It’s in the course Introduction to Aboriginal Studies at the University of Ottawa that I got a glimpse of the history, misconceptions and stereotypes of Indigenous peoples, not only in Canada but all around the world. My first boyfriend and his family are aboriginal and I was able to learn more about who they are as a community and their beautiful way of life. My perception on Aboriginal peoples has changed drastically. If it hadn’t been for that little 3 credit bonus point, easy elective, last minute decision class…and the luck I had to be part of an aboriginal family through my boyfriend at the time, I still would live with the false ideologies and perceptions towards Indigenous peoples, and this is what I find truly concerning. There remains a large number of Canadians who are misinformed and I wonder how they are going to know the truth. I think of all those who do not have the opportunities I had, and how they will remain ignorant. Not necessarily their fault, but due to the lack of information and awareness in our Canadian societies.

I don’t blame my parents or my teachers for my lack of knowledge about our true history because I am aware that they learned it the same way I did. They, like any other Canadian, didn’t have the opportunity to learn about the true history of our country. That’s somewhat the problem isn’t it? We have generations and generations of false information about our history. And we seem to think that history is part of the past but that’s false. Our history is transmitted in the stories we share about the past to future generations. Over the years, we have placed the Indigenous peoples under a microscope, similarly the same way a scientist would do with an insect. The one who observes has the power to define. Then, we learn about our history and realities based on these definitions and interpretations that are most often false.

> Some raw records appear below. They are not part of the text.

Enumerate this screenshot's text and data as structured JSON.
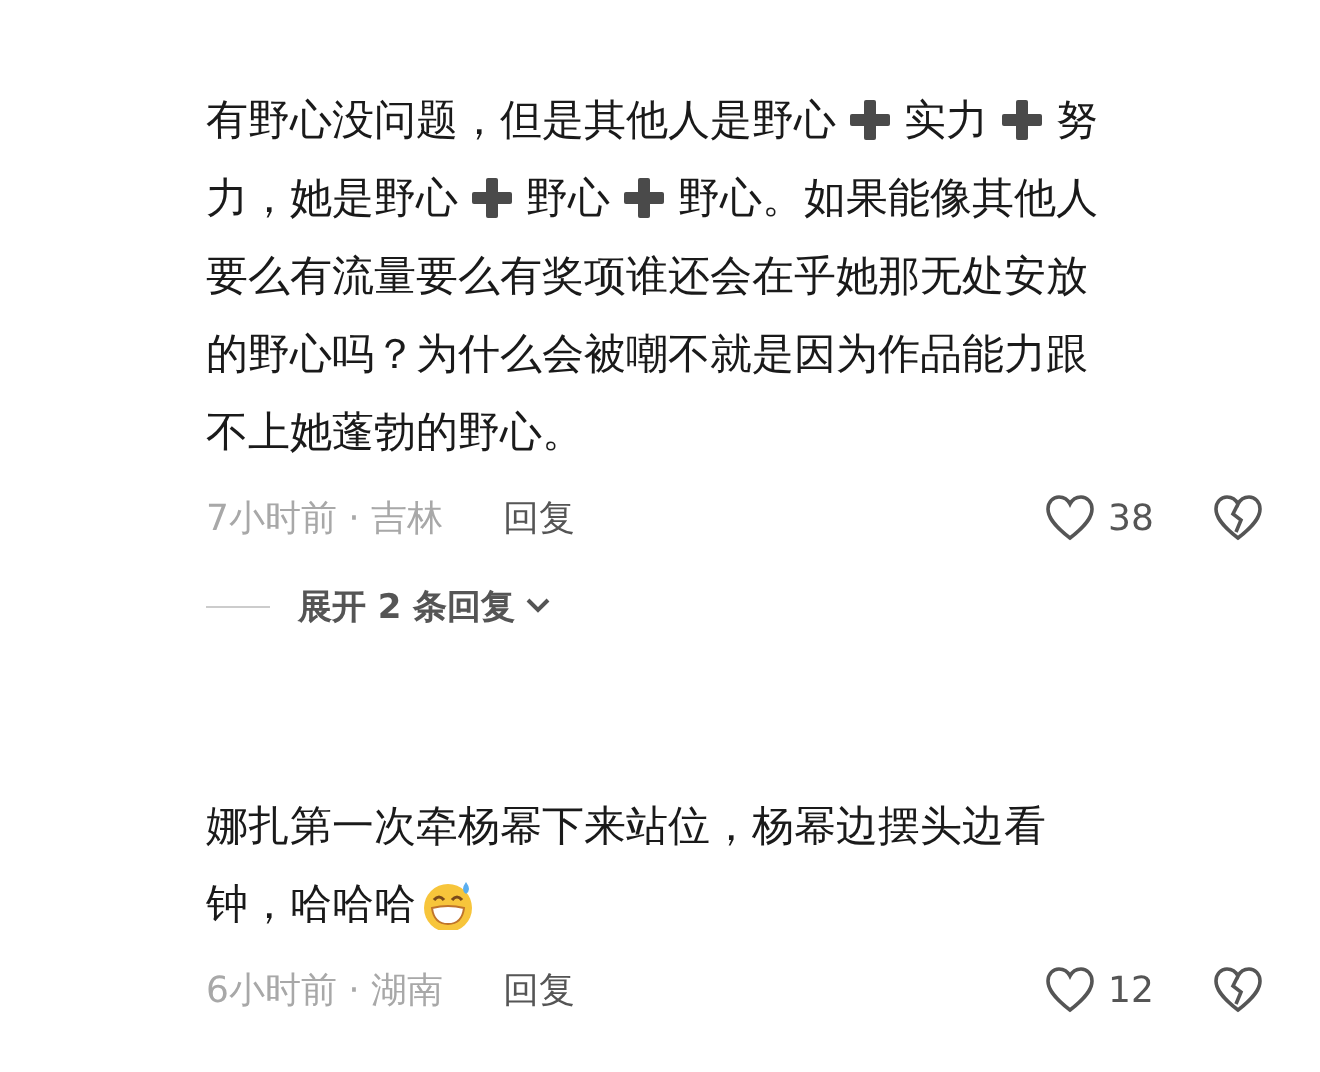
{
  "comments": [
    {
      "lines": [
        [
          {
            "kind": "text",
            "text": "有野心没问题，但是其他人是野心"
          },
          {
            "kind": "plus"
          },
          {
            "kind": "text",
            "text": "实力"
          },
          {
            "kind": "plus"
          },
          {
            "kind": "text",
            "text": "努"
          }
        ],
        [
          {
            "kind": "text",
            "text": "力，她是野心"
          },
          {
            "kind": "plus"
          },
          {
            "kind": "text",
            "text": "野心"
          },
          {
            "kind": "plus"
          },
          {
            "kind": "text",
            "text": "野心。如果能像其他人"
          }
        ],
        [
          {
            "kind": "text",
            "text": "要么有流量要么有奖项谁还会在乎她那无处安放"
          }
        ],
        [
          {
            "kind": "text",
            "text": "的野心吗？为什么会被嘲不就是因为作品能力跟"
          }
        ],
        [
          {
            "kind": "text",
            "text": "不上她蓬勃的野心。"
          }
        ]
      ],
      "meta": "7小时前 · 吉林",
      "reply": "回复",
      "likes": "38",
      "expand": "展开 2 条回复"
    },
    {
      "lines": [
        [
          {
            "kind": "text",
            "text": "娜扎第一次牵杨幂下来站位，杨幂边摆头边看"
          }
        ],
        [
          {
            "kind": "text",
            "text": "钟，哈哈哈"
          },
          {
            "kind": "emoji"
          }
        ]
      ],
      "meta": "6小时前 · 湖南",
      "reply": "回复",
      "likes": "12"
    }
  ]
}
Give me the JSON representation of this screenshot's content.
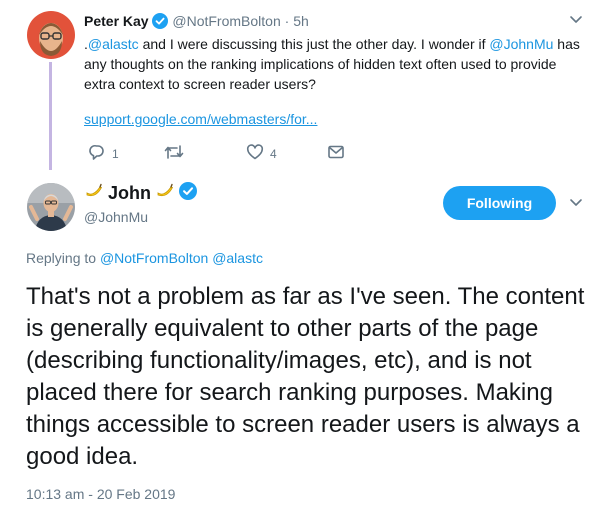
{
  "parent_tweet": {
    "name": "Peter Kay",
    "handle": "@NotFromBolton",
    "separator": "·",
    "time": "5h",
    "text_parts": {
      "dot": ".",
      "mention1": "@alastc",
      "mid": " and I were discussing this just the other day. I wonder if ",
      "mention2": "@JohnMu",
      "end": " has any thoughts on the ranking implications of hidden text often used to provide extra context to screen reader users?"
    },
    "link": "support.google.com/webmasters/for...",
    "actions": {
      "reply_count": "1",
      "retweet_count": "",
      "like_count": "4"
    }
  },
  "main_tweet": {
    "name": "John",
    "handle": "@JohnMu",
    "follow_label": "Following",
    "replying_prefix": "Replying to ",
    "replying_mention1": "@NotFromBolton",
    "replying_mention2": "@alastc",
    "text": "That's not a problem as far as I've seen. The content is generally equivalent to other parts of the page (describing functionality/images, etc), and is not placed there for search ranking purposes. Making things accessible to screen reader users is always a good idea.",
    "timestamp": "10:13 am - 20 Feb 2019"
  },
  "icons": [
    "reply-icon",
    "retweet-icon",
    "like-icon",
    "dm-icon",
    "verified-icon",
    "banana-icon",
    "chevron-down-icon"
  ],
  "colors": {
    "link": "#1b95e0",
    "follow_button": "#1da1f2",
    "verified": "#1da1f2",
    "thread_line": "#c4b5e2",
    "meta_text": "#657786"
  }
}
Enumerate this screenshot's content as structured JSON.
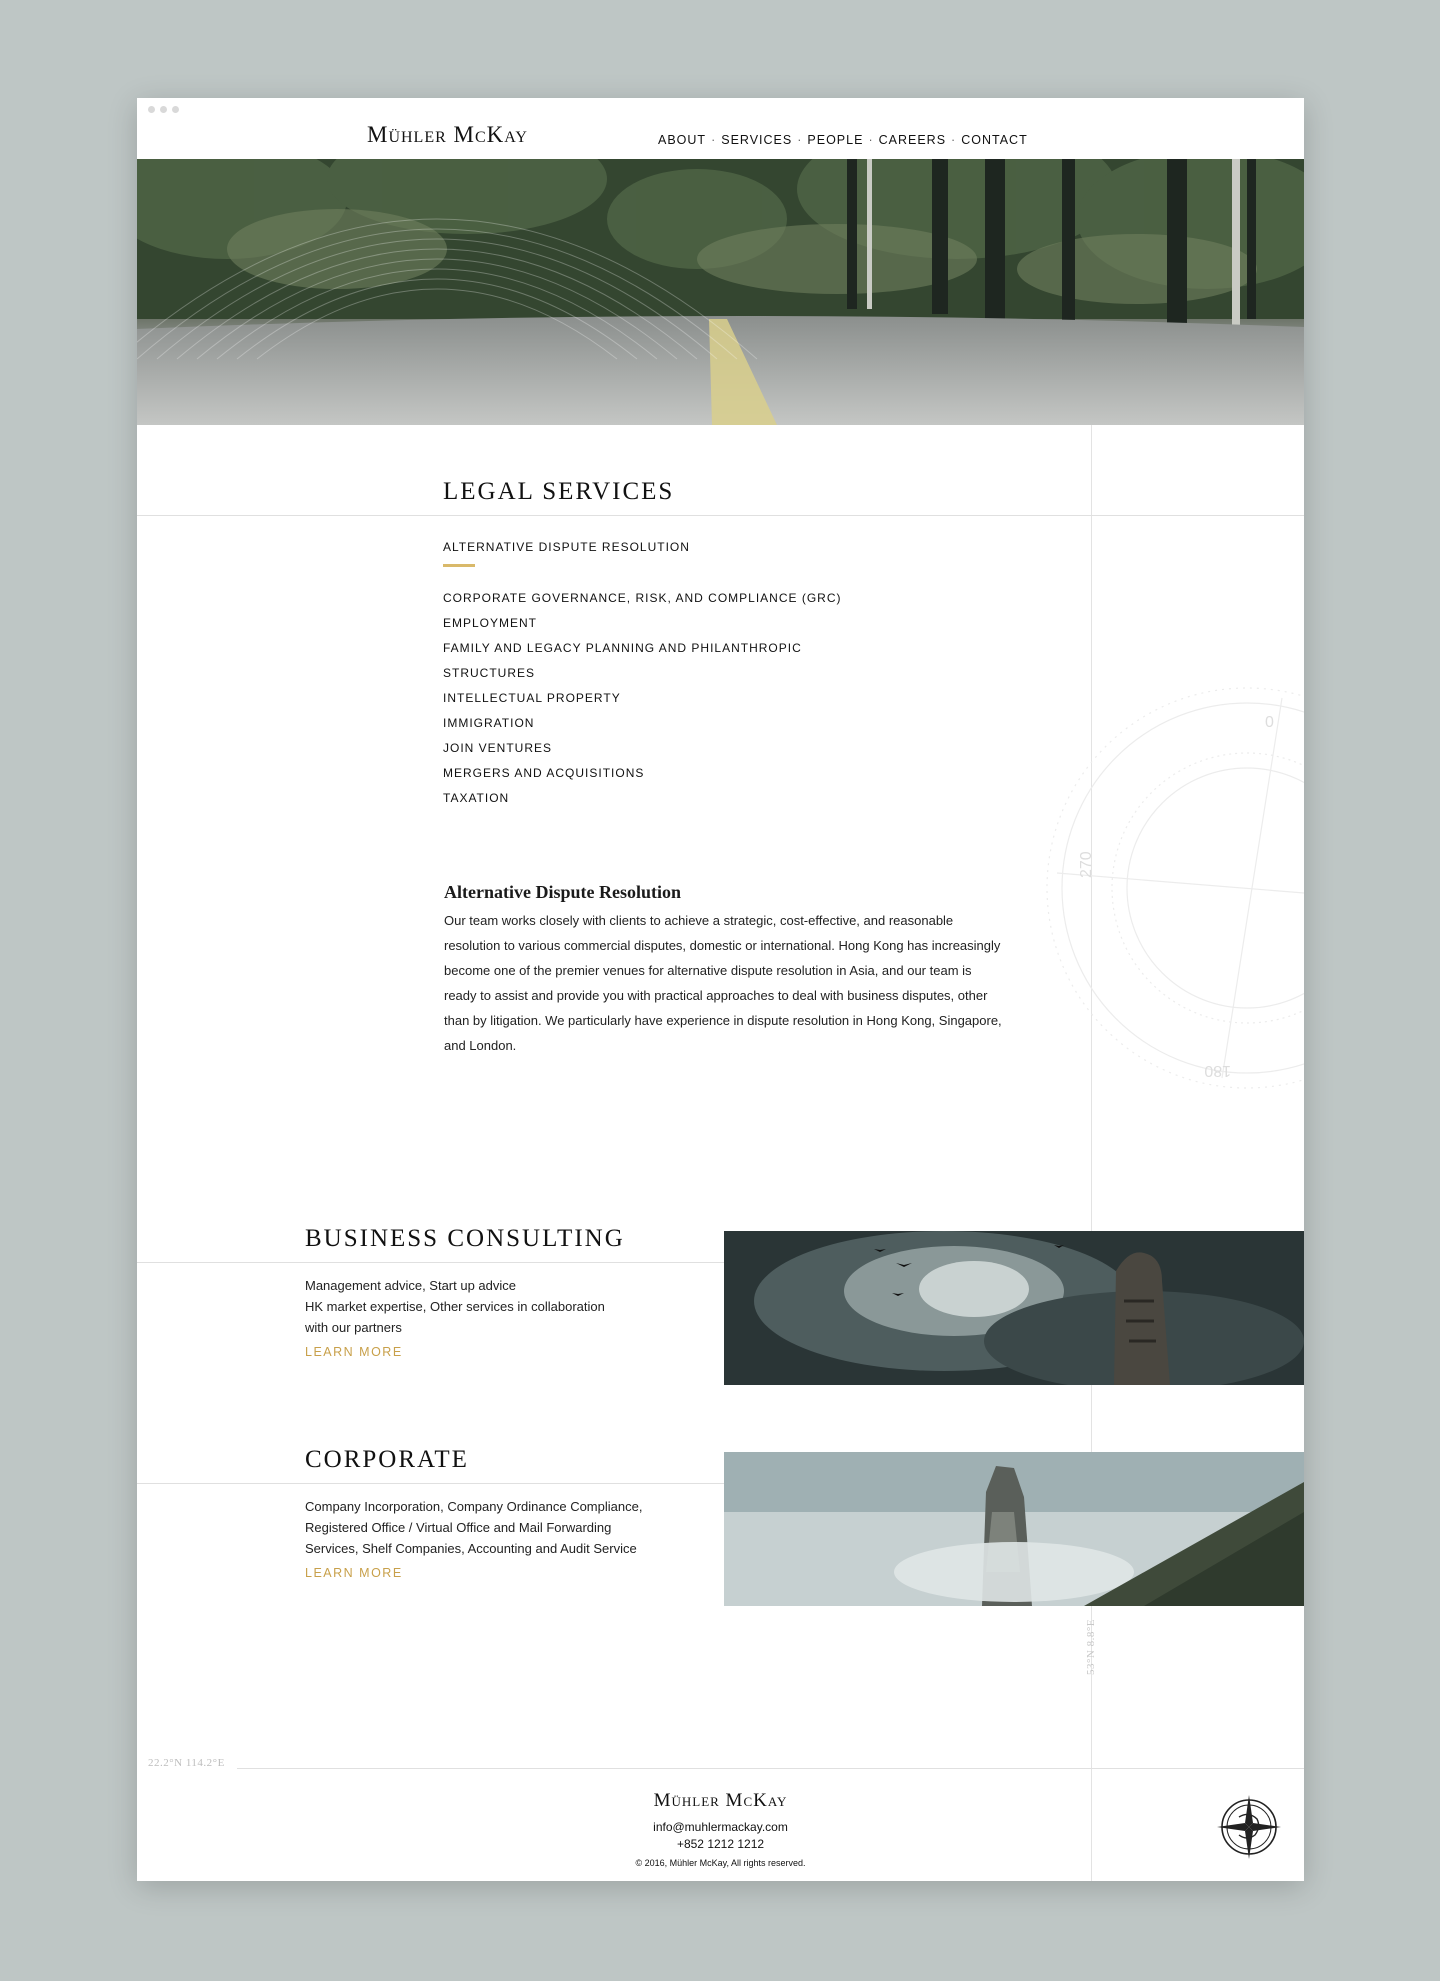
{
  "brand": {
    "name": "Mühler McKay"
  },
  "nav": {
    "items": [
      "ABOUT",
      "SERVICES",
      "PEOPLE",
      "CAREERS",
      "CONTACT"
    ],
    "separator": "·",
    "active": "SERVICES"
  },
  "legal": {
    "title": "LEGAL SERVICES",
    "active_item": "ALTERNATIVE DISPUTE RESOLUTION",
    "items": [
      "CORPORATE GOVERNANCE, RISK, AND COMPLIANCE (GRC)",
      "EMPLOYMENT",
      "FAMILY AND LEGACY PLANNING AND PHILANTHROPIC",
      "STRUCTURES",
      "INTELLECTUAL PROPERTY",
      "IMMIGRATION",
      "JOIN VENTURES",
      "MERGERS AND ACQUISITIONS",
      "TAXATION"
    ],
    "detail_title": "Alternative Dispute Resolution",
    "detail_body": "Our team works closely with clients to achieve a strategic, cost-effective, and reasonable resolution to various commercial disputes, domestic or international. Hong Kong has increasingly become one of the premier venues for alternative dispute resolution in Asia, and our team is ready to assist and provide you with practical approaches to deal with business disputes, other than by litigation. We particularly have experience in dispute resolution in Hong Kong, Singapore, and London."
  },
  "business": {
    "title": "BUSINESS CONSULTING",
    "lines": [
      "Management advice, Start up advice",
      "HK market expertise, Other services in collaboration",
      "with our partners"
    ],
    "link": "LEARN MORE"
  },
  "corporate": {
    "title": "CORPORATE",
    "lines": [
      "Company Incorporation, Company Ordinance Compliance,",
      "Registered Office / Virtual Office and Mail Forwarding",
      "Services, Shelf Companies, Accounting and Audit Service"
    ],
    "link": "LEARN MORE"
  },
  "compass_marks": {
    "n": "0",
    "w": "270",
    "s": "180"
  },
  "coordinates": {
    "left": "22.2°N 114.2°E",
    "vertical": "53°N 8.8°E"
  },
  "footer": {
    "logo": "Mühler McKay",
    "email": "info@muhlermackay.com",
    "phone": "+852 1212 1212",
    "copyright": "© 2016, Mühler McKay, All rights reserved."
  },
  "colors": {
    "accent": "#d9b96a",
    "link": "#c8a04a",
    "background": "#bec6c5"
  },
  "icons": [
    "compass-logo-icon"
  ]
}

I now feel privileged to be learning about different Aboriginal cultures in Canada. I’m learning a lot about their defeats and sufferings, the challenges they have faced and the ones they are still facing today. Even with their difficult past, it’s amazing to see how they have been able to overcome the burdens placed on them and how they continue to defy their challenges. Sadly, the healing and rehabilitation process of these lost cultures won’t be possible if not all Canadians are mindful and aware of what went on and what is still going on today.

No one here should feel colonial guilt for what our ancestors have done and the mess and despair they have caused. We are not responsible for their actions, however, we are fully responsible for today and the course of this country. I think that together as a community, with the support of Government initiatives, educational institutions and organizations, we can properly educate our country about our history. Together, we can raise awareness and eliminate false ideas about Aboriginal peoples. Society’s fixed and most often discriminatory opinions towards Aboriginals people can be eliminated if everyone is given the opportunity to learn the facts – an opportunity I wasn’t given until the age of 19.

I know I’m just a ‘’white girl’’ talking about large matters that I have so much left to learn about. I might not fully understand what it means to be Aboriginal in our world today, but I’m trying. These courses, readings and discussions with Aboriginal individuals have helped me understand that whether someone is First Nations, Métis, Inuit or non-status, we are all united as one. I hope we walk into the future together and continue on this path towards mutual respect and reconciliation. There is still so much for all of us to learn.

Janie Pepin